Scenes in the Russian city of Putivl feature a black, white and gray color scheme with the performers in typical European garb of the late 19th century. Scenes in the Polovtsian encampment are more colorful and exotic in keeping with the Eastern influence.
The cast is led by Russian baritone Sergei Leiferkus as Prince Igor. Leiferkus lends a fluid, authoritative voice to his role, highlighted by his song of longing for home and family in Scene 1 of Act 2. (This production is divided into two acts with one intermission. As noted in the program, there is no definitive performing version of Prince Igor available because Borodin died before completing it and left confusing, incomplete notes for his colleagues, Rimsky-Korsakov, Liadov and Glazunov, to complete it.)
Igor's wife, Yaroslavna, is sung by San Francisco-born soprano Lauren Flanagan. Despite some dry high notes, especially in her earlier scenes, she acquits herself well. Her song of longing for Igor in Scene 2 of Act 1 is impassioned.
American tenor Mark Baker as Igor's son Vladimir consistently oversings, but Vladimir's love interest, Konchakovna, daughter of the Polovtsian khan who captures and imprisons Igor and his troops, is gorgeously sung by Russian mezzo-soprano Elena Zaremba. Her role is written primarily in the contralto range, giving Zaremba a chance to display glorious chest tones as well as exceptional fluidity.
American baritone Jeffrey Wells sings well as Prince Galitsky, Igor's villainous brother-in-law, but he needs to bring more arrogance to the role. Russian bass Paata Burchuladze has a solid tone as Konchak, the Polovtsian khan. He also does well in his interpretation of this most interesting character in the opera, a strong man who admires and respects his foe, Igor, and who can be the gracious host one minute and the cruel ruler the next if someone offends him.

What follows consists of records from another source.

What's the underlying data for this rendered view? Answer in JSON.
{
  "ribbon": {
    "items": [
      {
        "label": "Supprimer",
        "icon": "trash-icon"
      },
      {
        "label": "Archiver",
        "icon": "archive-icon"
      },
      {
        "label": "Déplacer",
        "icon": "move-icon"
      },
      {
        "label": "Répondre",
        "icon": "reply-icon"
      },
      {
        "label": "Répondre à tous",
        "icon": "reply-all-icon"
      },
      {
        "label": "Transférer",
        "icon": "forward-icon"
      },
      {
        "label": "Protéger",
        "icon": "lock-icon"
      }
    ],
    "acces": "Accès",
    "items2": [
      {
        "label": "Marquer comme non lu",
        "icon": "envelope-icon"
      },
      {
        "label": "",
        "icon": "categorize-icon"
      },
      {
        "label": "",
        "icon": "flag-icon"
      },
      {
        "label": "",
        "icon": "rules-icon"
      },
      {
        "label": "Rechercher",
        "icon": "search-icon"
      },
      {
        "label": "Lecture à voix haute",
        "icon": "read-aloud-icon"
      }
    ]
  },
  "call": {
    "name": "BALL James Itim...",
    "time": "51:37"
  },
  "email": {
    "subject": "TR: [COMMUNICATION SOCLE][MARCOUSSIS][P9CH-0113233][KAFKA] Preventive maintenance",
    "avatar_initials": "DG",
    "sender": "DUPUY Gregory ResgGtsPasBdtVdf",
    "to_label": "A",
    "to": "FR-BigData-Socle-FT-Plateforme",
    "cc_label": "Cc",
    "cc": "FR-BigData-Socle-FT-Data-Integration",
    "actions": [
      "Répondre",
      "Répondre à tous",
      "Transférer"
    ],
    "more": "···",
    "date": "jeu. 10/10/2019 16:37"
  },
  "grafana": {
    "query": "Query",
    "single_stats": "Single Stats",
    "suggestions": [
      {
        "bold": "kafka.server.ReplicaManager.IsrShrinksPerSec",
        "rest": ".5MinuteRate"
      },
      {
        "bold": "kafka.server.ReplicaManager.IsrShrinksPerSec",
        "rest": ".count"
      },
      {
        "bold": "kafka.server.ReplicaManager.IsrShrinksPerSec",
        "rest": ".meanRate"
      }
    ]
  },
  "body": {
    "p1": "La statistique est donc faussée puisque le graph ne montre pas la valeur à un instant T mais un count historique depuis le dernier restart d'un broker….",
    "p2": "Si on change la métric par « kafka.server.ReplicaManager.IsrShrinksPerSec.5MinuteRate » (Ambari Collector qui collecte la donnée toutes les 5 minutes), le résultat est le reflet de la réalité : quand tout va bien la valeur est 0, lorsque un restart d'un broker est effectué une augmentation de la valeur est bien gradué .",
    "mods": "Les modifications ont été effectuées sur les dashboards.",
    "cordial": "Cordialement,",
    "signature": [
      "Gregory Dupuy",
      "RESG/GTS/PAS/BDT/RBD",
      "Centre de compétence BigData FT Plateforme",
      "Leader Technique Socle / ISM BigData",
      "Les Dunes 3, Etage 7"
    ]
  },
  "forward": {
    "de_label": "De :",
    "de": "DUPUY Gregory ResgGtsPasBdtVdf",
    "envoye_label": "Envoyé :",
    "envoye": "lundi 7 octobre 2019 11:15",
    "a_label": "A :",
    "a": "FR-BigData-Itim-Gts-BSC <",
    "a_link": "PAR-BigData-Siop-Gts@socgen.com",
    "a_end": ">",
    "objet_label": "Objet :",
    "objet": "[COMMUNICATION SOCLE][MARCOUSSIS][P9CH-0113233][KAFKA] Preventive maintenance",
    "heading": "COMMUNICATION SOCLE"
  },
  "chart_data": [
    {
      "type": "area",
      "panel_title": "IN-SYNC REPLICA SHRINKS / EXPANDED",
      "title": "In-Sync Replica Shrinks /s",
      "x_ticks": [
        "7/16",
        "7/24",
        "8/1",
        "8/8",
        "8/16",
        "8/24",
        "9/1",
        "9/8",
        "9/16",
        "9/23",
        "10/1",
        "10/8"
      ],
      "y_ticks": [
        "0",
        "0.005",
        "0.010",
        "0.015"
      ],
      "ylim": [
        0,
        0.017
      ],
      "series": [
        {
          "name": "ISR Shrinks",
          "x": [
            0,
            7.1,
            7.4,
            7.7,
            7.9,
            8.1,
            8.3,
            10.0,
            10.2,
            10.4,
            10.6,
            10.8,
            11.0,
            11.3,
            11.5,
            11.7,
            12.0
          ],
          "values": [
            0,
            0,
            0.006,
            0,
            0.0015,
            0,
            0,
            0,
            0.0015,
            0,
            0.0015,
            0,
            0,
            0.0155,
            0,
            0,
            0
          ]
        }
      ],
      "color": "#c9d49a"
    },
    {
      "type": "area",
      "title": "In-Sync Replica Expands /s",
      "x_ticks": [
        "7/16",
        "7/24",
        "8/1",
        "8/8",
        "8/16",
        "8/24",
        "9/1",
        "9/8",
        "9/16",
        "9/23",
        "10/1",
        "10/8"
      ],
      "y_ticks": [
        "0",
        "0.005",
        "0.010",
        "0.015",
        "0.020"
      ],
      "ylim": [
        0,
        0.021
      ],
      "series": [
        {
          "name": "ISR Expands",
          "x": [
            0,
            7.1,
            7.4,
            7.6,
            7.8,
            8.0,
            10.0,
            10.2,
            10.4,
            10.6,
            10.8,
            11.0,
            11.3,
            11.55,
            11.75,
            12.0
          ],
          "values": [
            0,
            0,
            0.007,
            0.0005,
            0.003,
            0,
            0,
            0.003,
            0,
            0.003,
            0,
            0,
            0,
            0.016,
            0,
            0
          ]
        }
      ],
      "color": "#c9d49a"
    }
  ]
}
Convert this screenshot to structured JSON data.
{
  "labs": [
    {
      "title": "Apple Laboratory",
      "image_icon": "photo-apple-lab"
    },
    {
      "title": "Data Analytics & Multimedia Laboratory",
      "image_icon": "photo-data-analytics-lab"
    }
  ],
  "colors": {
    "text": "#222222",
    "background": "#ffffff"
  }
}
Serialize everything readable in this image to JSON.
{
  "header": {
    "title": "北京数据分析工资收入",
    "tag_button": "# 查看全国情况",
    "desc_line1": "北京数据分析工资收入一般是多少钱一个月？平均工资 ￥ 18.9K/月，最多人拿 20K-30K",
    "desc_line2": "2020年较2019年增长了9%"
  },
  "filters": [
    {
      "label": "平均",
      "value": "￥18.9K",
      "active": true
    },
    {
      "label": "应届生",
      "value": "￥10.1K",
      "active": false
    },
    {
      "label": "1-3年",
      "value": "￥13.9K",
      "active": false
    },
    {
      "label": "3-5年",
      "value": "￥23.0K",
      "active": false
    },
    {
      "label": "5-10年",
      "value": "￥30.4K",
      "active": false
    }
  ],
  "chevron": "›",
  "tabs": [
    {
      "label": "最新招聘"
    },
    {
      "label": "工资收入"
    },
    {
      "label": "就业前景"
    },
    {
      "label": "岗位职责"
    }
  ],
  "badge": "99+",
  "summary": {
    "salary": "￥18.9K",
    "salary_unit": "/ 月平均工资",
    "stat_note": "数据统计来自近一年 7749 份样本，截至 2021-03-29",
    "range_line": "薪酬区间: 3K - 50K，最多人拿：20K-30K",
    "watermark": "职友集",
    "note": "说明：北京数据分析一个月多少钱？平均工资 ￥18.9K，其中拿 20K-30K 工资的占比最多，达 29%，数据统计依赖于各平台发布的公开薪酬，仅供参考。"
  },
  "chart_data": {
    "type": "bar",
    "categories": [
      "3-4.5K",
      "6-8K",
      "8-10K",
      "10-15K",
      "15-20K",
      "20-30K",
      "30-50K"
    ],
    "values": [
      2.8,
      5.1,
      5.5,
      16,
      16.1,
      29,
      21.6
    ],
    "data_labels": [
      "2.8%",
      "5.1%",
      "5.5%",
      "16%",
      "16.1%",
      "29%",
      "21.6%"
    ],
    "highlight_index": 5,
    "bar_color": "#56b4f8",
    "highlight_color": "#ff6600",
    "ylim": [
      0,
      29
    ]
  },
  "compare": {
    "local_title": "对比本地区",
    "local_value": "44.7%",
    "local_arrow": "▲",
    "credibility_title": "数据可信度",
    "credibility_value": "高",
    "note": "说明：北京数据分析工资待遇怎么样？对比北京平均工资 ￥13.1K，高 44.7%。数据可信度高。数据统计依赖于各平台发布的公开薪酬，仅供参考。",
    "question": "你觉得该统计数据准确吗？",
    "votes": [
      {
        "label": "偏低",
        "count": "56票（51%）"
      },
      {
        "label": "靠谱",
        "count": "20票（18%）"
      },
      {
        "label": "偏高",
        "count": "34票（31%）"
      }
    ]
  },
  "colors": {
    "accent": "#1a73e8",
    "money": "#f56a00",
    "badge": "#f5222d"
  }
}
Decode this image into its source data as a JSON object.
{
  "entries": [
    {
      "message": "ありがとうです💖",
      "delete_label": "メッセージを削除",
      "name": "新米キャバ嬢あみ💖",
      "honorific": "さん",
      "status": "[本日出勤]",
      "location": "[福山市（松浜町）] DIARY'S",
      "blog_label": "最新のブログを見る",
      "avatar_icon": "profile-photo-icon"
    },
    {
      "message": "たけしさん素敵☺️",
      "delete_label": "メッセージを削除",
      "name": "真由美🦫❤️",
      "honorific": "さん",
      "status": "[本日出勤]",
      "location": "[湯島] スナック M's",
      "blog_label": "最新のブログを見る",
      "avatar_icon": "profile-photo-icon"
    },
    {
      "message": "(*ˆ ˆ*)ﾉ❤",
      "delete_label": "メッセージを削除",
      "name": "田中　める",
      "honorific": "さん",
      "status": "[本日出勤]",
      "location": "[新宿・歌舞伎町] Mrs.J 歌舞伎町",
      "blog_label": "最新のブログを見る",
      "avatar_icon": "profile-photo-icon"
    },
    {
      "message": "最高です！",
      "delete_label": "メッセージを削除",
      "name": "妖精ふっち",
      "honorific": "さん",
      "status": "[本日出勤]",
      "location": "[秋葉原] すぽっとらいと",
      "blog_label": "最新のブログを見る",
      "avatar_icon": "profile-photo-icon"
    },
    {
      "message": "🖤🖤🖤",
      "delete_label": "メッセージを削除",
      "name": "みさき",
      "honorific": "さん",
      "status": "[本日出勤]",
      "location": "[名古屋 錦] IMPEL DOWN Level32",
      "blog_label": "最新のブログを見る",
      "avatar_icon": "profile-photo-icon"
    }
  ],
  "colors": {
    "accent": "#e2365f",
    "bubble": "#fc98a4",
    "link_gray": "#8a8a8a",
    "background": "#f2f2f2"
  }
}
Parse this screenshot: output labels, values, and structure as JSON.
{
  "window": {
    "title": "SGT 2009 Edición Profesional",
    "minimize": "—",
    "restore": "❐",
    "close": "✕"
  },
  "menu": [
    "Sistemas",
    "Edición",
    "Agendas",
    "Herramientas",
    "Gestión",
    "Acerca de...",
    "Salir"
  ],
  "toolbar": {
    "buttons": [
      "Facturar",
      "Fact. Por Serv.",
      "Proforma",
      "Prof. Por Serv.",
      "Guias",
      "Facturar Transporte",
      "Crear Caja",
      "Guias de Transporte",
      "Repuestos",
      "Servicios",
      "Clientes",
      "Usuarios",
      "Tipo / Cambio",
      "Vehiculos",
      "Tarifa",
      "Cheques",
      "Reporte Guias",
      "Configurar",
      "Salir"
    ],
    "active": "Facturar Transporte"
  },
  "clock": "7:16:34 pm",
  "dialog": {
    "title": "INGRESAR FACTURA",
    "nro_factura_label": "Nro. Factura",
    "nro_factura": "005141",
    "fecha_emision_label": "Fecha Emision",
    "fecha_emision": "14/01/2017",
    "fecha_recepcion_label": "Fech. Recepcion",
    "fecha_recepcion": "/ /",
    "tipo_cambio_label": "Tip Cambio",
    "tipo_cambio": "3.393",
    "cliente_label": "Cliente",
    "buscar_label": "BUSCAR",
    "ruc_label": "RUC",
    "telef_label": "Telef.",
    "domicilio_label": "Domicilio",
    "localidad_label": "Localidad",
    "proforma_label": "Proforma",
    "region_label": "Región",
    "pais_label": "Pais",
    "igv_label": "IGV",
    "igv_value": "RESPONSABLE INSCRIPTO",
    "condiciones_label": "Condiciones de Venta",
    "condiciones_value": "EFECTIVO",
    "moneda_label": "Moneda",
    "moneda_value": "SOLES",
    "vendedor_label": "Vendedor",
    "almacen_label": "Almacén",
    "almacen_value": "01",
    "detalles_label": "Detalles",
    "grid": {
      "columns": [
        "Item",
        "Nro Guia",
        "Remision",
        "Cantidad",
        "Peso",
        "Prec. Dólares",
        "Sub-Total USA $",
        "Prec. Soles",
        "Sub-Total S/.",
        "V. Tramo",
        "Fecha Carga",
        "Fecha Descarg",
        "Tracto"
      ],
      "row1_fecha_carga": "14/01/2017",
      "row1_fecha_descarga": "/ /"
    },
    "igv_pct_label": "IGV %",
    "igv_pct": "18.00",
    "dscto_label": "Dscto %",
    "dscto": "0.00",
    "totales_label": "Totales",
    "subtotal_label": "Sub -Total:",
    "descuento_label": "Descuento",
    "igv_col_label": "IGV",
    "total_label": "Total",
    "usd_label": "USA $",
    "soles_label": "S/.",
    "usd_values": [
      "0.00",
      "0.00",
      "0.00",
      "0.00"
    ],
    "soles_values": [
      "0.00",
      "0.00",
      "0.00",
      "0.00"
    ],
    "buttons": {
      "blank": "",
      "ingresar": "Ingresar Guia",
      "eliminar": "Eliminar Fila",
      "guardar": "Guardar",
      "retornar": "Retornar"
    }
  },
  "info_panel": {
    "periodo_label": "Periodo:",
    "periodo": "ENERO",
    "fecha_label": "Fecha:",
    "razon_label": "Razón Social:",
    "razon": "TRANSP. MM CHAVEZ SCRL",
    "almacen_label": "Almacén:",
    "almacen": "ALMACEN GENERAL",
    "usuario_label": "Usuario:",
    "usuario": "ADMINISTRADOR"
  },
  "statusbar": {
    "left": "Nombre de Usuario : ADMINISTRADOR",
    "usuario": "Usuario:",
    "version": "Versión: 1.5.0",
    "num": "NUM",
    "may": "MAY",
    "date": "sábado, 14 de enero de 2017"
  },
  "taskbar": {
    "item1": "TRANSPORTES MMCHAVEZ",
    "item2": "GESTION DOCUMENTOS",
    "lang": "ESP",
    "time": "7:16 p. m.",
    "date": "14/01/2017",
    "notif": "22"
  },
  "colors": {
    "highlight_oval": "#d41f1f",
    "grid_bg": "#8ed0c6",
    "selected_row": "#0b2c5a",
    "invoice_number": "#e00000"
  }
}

Rounding out the cast with fine singing are Russian bass Vladimir Ognovenko as Skula, Russian tenor Konstantin Pluzhnikov as Yeroshka (Canadian tenor Gary Rideout sings some performances), American tenor Dennis Peterson as Ovlur and American mezzo-soprano Catherine Cook as Yaroslavna's nurse.
Despite the acoustics and problems with seeing the conductor, Ian Robertson's Opera Chorus acquits itself well. The men are especially strong in the carousing scene of Scene 1, Act 1. The concluding scene, a lament, is haunting, almost ethereal.
The famed Polovtsian dances, the inspiration for Broadway's Kismet, are divided into two sections in Scene 1, Act 2. Although the choreography by Alphonse Poulin for the Opera's corps de ballet shows some inventiveness, it also shows some busyness that dilutes its effectiveness.
However, the two solo dancers, Badri Esatia and Teimuraz Koridze, are superb in their athleticism. According to an Opera spokeswoman, they are Georgian immigrants who live in the Bay Area but who formerly danced with Russia's Moiseyev Dance Company. When they auditioned for the Prince Igor corps de ballet, they weren't familiar with the standard sequences, but when asked to perform some Georgian folk dances, they impressed Opera officials so much that some of the choreography was changed and the two men were appointed soloists.
Thus the San Francisco Opera begins its season. As San Francisco Mayor Willie Brown told the opening night audience before the performance, "We're in the adventure zone.''
For more information, see the San Francisco Opera home page.